Every record that follows must be duplicated exactly, with images left out.

—————

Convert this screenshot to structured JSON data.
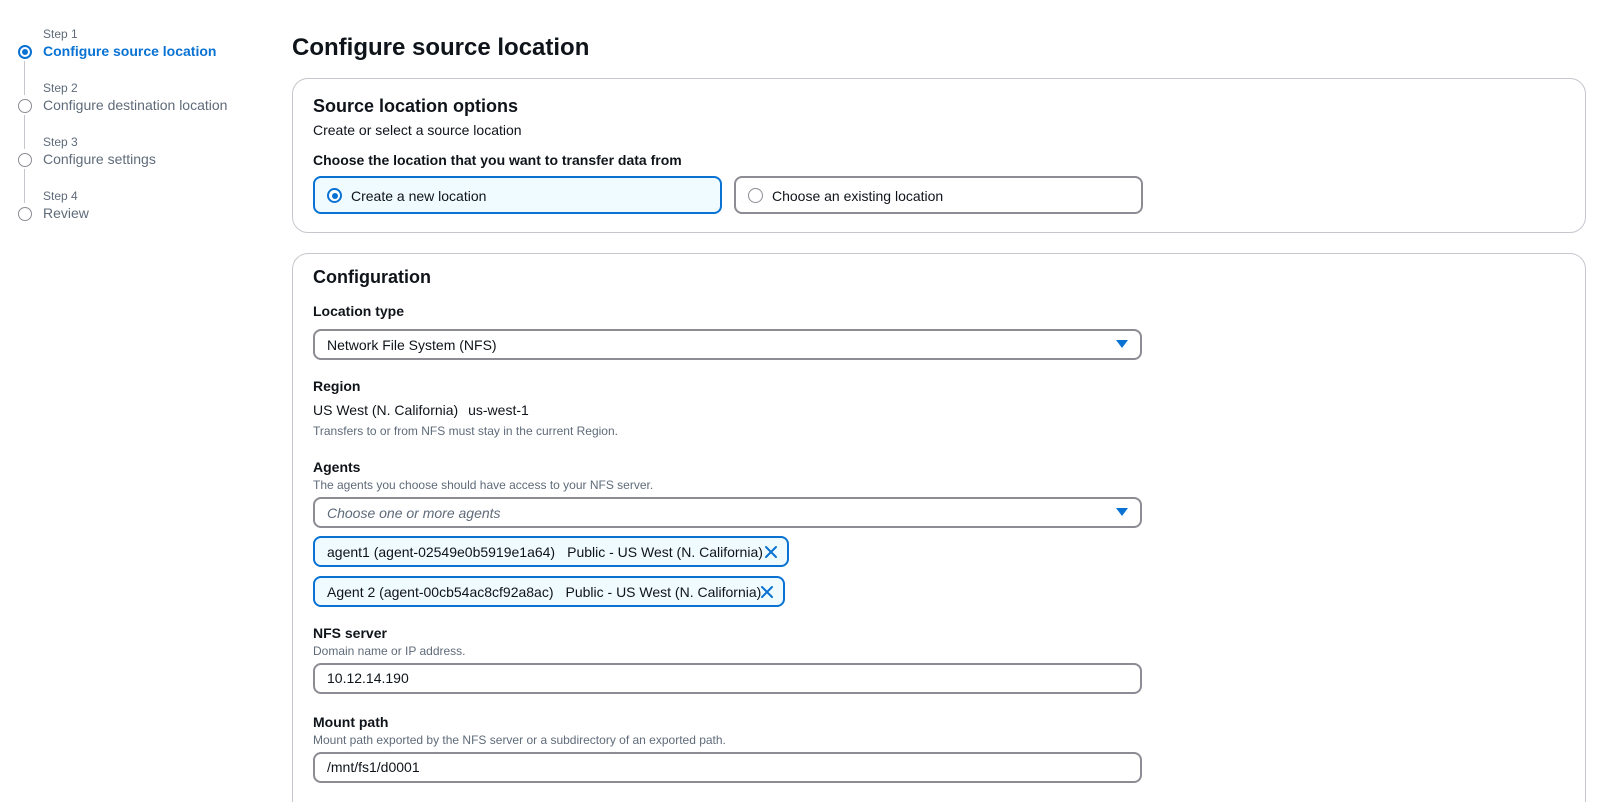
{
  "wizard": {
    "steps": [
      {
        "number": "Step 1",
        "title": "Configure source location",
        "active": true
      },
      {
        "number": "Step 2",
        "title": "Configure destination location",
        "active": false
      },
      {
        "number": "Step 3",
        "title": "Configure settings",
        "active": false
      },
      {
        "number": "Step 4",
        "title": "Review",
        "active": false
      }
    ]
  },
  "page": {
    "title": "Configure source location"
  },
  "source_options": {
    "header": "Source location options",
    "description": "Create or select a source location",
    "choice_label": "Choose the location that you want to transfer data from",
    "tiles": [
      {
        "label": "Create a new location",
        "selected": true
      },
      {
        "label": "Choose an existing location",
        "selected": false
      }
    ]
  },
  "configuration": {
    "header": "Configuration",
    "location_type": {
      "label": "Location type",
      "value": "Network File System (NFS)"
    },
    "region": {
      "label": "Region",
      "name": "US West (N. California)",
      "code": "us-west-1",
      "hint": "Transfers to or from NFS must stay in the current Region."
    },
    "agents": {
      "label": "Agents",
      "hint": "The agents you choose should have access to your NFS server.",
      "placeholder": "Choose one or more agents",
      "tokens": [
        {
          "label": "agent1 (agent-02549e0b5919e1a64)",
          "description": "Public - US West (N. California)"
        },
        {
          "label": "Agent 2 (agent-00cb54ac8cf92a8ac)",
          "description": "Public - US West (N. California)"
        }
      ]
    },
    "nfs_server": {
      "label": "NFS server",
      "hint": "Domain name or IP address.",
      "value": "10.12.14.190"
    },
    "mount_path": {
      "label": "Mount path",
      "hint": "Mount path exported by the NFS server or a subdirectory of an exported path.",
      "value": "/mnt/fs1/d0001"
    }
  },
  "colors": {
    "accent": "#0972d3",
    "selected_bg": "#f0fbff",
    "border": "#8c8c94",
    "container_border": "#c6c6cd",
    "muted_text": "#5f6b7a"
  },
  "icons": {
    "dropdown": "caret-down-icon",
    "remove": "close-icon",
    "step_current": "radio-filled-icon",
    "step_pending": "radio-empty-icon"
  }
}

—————

- _Exercise output_:
Convert this screenshot to structured JSON data.
{
  "wizard": {
    "steps": [
      {
        "number": "Step 1",
        "title": "Configure source location",
        "active": true
      },
      {
        "number": "Step 2",
        "title": "Configure destination location",
        "active": false
      },
      {
        "number": "Step 3",
        "title": "Configure settings",
        "active": false
      },
      {
        "number": "Step 4",
        "title": "Review",
        "active": false
      }
    ]
  },
  "page": {
    "title": "Configure source location"
  },
  "source_options": {
    "header": "Source location options",
    "description": "Create or select a source location",
    "choice_label": "Choose the location that you want to transfer data from",
    "tiles": [
      {
        "label": "Create a new location",
        "selected": true
      },
      {
        "label": "Choose an existing location",
        "selected": false
      }
    ]
  },
  "configuration": {
    "header": "Configuration",
    "location_type": {
      "label": "Location type",
      "value": "Network File System (NFS)"
    },
    "region": {
      "label": "Region",
      "name": "US West (N. California)",
      "code": "us-west-1",
      "hint": "Transfers to or from NFS must stay in the current Region."
    },
    "agents": {
      "label": "Agents",
      "hint": "The agents you choose should have access to your NFS server.",
      "placeholder": "Choose one or more agents",
      "tokens": [
        {
          "label": "agent1 (agent-02549e0b5919e1a64)",
          "description": "Public - US West (N. California)"
        },
        {
          "label": "Agent 2 (agent-00cb54ac8cf92a8ac)",
          "description": "Public - US West (N. California)"
        }
      ]
    },
    "nfs_server": {
      "label": "NFS server",
      "hint": "Domain name or IP address.",
      "value": "10.12.14.190"
    },
    "mount_path": {
      "label": "Mount path",
      "hint": "Mount path exported by the NFS server or a subdirectory of an exported path.",
      "value": "/mnt/fs1/d0001"
    }
  },
  "colors": {
    "accent": "#0972d3",
    "selected_bg": "#f0fbff",
    "border": "#8c8c94",
    "container_border": "#c6c6cd",
    "muted_text": "#5f6b7a"
  },
  "icons": {
    "dropdown": "caret-down-icon",
    "remove": "close-icon",
    "step_current": "radio-filled-icon",
    "step_pending": "radio-empty-icon"
  }
}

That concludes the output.